_What you need to do_.
Check each line below for "campaña" and report how many have it, nothing else.
***** Data *****
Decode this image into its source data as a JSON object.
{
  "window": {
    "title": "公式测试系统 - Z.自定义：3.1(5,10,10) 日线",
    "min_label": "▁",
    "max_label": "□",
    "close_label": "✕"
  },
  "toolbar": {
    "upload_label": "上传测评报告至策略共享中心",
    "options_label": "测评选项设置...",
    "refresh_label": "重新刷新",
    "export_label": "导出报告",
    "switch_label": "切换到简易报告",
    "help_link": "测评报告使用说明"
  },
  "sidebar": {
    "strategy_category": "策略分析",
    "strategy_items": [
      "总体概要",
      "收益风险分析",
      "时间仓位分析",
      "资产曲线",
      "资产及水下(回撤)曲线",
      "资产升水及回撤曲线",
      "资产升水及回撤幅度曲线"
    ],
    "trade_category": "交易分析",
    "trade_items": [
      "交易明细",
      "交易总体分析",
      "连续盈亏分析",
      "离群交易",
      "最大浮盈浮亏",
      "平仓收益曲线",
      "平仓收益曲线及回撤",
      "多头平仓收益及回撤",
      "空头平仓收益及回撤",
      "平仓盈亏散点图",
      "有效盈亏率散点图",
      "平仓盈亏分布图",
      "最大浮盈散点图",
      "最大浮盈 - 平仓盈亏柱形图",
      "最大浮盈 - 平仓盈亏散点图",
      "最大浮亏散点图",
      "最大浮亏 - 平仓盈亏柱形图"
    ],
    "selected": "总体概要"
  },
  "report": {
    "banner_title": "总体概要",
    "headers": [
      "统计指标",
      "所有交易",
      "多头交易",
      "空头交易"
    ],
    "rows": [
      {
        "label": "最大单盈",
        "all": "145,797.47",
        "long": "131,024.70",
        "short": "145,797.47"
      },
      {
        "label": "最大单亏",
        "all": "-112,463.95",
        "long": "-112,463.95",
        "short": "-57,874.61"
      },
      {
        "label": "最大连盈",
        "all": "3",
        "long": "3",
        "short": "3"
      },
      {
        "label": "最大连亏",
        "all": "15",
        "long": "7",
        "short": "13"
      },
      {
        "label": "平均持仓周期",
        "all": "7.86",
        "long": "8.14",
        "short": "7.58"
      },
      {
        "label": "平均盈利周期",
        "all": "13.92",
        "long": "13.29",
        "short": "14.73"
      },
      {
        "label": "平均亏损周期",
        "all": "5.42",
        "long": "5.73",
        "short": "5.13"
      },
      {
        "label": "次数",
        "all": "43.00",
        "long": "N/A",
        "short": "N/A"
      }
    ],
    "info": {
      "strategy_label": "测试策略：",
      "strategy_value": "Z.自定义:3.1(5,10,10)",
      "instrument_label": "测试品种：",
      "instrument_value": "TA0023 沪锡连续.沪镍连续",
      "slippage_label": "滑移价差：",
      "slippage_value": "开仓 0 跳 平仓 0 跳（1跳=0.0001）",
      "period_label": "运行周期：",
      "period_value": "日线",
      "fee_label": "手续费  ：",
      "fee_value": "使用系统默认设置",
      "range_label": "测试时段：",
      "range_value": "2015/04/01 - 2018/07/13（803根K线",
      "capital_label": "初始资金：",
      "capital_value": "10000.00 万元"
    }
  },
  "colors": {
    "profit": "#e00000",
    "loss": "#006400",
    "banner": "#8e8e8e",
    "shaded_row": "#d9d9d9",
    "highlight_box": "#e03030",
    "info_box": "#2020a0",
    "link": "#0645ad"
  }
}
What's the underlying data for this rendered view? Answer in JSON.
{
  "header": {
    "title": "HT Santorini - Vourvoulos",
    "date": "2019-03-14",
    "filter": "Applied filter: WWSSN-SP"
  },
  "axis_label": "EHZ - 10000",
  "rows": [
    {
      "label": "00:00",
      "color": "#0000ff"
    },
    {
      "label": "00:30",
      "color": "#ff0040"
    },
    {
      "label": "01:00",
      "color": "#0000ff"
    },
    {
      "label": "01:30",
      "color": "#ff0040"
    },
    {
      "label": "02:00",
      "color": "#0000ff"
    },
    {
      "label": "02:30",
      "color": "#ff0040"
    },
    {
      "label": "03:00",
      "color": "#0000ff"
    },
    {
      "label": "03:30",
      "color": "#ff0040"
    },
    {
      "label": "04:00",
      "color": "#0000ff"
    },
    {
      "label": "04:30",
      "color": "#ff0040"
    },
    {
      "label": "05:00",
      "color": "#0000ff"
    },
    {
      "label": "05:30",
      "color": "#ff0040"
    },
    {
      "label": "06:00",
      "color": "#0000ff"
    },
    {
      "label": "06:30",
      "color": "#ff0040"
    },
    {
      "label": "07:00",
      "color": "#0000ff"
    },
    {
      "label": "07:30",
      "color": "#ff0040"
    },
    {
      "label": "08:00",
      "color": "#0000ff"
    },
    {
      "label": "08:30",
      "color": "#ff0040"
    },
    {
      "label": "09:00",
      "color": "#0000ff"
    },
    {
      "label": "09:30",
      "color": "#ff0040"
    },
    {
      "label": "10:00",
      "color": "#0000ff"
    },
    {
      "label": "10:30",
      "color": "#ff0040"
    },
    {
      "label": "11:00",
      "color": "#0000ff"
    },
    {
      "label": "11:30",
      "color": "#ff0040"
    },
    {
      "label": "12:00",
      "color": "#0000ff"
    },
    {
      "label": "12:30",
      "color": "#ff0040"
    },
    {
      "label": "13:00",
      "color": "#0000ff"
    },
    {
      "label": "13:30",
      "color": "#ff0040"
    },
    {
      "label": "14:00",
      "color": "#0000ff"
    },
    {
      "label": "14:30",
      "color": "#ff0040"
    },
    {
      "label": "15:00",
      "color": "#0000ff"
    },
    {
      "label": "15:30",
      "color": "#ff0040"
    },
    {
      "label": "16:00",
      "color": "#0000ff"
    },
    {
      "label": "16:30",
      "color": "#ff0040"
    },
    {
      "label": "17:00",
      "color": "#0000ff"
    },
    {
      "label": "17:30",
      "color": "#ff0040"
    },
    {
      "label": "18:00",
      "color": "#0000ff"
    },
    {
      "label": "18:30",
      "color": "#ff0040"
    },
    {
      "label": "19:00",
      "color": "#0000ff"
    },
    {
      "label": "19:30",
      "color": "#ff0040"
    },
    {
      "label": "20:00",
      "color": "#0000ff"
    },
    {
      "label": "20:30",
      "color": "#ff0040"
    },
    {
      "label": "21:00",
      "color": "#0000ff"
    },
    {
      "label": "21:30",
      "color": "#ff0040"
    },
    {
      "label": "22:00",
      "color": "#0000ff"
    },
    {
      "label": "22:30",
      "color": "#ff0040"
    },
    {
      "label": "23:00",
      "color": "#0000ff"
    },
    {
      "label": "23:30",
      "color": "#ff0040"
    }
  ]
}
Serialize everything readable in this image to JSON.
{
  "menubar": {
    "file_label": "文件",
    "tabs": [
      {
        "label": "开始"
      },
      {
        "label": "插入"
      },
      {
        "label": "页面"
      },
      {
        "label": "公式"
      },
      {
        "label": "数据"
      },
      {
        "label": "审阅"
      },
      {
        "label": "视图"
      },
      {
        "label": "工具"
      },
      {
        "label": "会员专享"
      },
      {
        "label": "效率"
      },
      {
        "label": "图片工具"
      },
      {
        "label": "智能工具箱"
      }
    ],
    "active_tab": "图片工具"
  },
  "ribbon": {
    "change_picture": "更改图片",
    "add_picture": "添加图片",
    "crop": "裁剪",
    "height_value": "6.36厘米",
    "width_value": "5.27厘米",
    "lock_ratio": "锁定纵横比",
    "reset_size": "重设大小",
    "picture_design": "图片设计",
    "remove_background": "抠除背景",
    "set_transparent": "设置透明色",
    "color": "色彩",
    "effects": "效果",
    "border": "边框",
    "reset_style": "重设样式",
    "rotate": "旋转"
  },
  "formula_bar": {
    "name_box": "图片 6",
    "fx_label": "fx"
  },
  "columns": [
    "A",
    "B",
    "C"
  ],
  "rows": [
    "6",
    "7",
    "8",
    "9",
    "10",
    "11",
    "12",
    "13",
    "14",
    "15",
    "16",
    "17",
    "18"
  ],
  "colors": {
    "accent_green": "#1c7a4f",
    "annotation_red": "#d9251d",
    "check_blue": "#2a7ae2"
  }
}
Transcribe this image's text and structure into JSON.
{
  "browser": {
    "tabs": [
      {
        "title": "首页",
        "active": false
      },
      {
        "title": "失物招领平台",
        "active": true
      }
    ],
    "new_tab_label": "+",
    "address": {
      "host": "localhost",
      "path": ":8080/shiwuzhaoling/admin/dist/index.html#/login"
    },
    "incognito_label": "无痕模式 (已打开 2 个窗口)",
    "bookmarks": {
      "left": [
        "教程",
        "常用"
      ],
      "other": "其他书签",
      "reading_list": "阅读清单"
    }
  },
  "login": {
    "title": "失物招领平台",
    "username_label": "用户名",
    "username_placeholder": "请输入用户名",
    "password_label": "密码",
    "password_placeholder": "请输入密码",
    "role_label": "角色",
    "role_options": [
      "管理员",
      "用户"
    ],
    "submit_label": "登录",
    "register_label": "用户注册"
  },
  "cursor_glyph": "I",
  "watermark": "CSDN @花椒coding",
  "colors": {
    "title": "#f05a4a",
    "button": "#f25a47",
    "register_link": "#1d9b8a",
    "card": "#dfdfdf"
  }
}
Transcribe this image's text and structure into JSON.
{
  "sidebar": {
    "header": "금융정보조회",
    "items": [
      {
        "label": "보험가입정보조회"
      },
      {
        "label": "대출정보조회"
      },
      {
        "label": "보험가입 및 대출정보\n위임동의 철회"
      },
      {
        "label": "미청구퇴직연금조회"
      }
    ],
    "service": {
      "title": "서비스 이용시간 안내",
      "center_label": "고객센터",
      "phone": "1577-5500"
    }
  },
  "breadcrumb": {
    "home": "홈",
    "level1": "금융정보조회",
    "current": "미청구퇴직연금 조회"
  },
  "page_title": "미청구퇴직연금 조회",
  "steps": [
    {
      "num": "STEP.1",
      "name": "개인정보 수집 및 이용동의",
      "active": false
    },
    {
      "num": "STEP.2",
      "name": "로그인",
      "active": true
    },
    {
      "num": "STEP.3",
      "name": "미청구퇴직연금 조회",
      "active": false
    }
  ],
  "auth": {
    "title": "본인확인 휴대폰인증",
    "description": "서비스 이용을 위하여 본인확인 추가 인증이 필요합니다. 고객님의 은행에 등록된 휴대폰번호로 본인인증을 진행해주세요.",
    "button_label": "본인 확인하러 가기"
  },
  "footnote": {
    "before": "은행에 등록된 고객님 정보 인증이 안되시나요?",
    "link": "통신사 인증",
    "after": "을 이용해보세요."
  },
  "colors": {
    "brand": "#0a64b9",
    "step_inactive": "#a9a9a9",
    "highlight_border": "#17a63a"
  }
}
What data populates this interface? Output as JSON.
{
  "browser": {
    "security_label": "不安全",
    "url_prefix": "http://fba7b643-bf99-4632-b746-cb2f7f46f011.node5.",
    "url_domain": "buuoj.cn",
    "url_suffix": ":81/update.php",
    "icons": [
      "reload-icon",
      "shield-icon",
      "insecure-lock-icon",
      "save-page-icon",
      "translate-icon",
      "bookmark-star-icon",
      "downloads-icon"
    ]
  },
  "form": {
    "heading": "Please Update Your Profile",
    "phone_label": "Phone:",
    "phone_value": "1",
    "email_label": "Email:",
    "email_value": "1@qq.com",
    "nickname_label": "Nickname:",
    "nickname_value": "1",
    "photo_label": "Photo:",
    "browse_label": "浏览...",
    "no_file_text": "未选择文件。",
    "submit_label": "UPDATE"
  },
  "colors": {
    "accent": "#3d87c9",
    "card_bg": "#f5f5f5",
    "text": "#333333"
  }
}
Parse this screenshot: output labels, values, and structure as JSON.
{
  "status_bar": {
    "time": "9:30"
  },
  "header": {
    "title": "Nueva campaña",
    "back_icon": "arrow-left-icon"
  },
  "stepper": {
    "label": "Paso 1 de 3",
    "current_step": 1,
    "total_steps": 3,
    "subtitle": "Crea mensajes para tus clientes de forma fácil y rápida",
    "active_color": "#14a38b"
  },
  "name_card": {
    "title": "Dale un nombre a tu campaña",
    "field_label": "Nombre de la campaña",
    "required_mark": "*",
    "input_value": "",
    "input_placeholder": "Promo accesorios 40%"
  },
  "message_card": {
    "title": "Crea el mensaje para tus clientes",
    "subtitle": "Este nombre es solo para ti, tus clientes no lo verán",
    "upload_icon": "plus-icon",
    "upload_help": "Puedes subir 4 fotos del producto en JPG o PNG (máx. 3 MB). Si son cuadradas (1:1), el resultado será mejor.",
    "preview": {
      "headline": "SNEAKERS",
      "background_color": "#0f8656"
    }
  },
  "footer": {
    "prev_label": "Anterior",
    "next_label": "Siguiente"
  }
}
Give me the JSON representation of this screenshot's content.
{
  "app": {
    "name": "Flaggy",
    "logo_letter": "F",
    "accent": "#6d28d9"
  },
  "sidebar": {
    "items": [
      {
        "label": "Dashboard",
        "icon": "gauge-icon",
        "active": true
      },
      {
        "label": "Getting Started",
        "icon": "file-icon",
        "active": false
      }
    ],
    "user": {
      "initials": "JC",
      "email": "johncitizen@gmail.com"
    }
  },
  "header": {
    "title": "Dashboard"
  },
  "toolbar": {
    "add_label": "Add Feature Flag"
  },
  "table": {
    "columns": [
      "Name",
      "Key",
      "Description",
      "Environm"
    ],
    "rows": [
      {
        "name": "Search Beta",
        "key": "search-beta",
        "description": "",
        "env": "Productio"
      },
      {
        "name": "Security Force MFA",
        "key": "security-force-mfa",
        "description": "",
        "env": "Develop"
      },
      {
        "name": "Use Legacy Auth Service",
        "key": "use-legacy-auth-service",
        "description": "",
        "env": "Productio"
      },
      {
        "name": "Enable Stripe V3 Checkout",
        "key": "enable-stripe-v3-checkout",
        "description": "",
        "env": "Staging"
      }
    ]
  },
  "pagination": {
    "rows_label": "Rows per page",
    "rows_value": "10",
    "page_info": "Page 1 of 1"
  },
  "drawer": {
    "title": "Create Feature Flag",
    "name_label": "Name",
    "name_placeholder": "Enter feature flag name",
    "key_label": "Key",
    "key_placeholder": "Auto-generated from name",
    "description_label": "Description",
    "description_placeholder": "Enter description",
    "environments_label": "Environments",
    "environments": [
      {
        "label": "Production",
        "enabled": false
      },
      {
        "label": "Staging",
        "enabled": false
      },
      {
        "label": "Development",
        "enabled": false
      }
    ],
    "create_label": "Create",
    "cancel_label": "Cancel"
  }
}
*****
_Task response_.
3